--- PROBLEM TO WORK ON ---
Return every line of the data that contains the string "Delivers".

(Saved entries)
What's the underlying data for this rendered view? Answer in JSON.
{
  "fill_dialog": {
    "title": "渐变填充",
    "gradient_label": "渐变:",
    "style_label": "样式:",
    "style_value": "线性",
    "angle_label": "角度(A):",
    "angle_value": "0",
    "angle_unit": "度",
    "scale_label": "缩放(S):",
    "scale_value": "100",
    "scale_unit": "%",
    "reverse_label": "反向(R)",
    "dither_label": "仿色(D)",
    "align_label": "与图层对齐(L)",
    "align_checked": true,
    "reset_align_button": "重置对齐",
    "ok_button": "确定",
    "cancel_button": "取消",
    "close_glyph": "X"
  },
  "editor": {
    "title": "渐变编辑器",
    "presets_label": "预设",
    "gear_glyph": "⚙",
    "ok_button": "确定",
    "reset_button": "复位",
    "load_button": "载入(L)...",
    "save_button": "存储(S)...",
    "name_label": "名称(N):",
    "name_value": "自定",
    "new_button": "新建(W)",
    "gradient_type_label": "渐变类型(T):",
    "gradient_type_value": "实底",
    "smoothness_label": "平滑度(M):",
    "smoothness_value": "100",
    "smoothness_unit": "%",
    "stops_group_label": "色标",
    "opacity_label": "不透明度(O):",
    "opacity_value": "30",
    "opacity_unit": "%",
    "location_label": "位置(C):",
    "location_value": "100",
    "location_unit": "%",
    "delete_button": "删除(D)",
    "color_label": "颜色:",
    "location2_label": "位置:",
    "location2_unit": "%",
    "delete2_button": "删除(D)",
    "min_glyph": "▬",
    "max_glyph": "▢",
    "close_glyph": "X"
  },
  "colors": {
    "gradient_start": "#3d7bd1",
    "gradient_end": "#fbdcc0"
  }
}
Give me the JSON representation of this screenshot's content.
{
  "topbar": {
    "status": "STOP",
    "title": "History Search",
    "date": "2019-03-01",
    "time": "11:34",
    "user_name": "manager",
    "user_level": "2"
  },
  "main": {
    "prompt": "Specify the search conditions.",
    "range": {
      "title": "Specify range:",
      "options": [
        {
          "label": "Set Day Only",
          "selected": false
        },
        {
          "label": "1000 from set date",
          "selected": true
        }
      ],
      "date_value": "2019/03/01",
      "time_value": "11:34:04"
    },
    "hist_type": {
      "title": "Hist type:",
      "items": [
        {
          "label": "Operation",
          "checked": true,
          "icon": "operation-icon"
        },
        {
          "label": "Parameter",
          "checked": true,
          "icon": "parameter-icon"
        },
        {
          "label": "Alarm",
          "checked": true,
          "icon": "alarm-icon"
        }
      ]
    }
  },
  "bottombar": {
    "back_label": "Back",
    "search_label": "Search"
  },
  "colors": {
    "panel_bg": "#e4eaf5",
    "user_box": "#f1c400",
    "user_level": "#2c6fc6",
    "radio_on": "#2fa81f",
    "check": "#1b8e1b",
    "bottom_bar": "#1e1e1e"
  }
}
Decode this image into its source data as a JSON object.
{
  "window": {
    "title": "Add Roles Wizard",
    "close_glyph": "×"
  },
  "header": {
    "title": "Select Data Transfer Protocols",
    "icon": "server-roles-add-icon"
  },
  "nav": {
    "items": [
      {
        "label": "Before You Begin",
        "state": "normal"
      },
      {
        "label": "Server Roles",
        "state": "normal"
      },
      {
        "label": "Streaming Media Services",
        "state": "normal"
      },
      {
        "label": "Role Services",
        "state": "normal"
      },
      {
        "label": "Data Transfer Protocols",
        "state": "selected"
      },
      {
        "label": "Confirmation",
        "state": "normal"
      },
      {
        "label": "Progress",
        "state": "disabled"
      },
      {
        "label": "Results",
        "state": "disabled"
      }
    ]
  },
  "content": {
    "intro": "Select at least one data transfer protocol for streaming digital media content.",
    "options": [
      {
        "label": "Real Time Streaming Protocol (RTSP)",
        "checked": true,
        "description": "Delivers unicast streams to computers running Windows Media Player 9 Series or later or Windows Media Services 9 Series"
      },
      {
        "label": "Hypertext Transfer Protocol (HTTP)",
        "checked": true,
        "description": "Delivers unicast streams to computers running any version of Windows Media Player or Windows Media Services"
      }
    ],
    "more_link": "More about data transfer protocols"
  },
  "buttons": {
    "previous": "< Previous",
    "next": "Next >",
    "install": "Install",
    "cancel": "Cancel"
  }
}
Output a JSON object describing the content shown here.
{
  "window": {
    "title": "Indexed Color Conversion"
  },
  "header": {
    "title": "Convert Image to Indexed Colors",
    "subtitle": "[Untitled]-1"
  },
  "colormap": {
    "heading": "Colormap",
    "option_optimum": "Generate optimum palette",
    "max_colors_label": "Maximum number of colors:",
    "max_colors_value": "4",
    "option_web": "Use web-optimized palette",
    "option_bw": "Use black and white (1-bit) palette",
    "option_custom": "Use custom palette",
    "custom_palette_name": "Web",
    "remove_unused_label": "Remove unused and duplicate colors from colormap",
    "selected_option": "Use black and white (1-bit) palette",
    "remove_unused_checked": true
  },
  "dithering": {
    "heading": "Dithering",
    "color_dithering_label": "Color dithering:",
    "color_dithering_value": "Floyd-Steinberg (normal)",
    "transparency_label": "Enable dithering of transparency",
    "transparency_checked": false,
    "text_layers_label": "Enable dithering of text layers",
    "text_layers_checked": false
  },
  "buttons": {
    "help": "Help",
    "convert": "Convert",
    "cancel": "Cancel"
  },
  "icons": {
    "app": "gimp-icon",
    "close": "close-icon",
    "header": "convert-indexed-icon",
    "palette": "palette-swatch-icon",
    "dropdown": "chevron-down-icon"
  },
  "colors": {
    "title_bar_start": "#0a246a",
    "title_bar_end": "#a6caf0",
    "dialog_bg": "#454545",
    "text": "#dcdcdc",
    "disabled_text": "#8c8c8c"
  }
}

--- EXERCISE RESULT ---
        "description": "Delivers unicast streams to computers running Windows Media Player 9 Series or later or Windows Media Services 9 Series"
        "description": "Delivers unicast streams to computers running any version of Windows Media Player or Windows Media Services"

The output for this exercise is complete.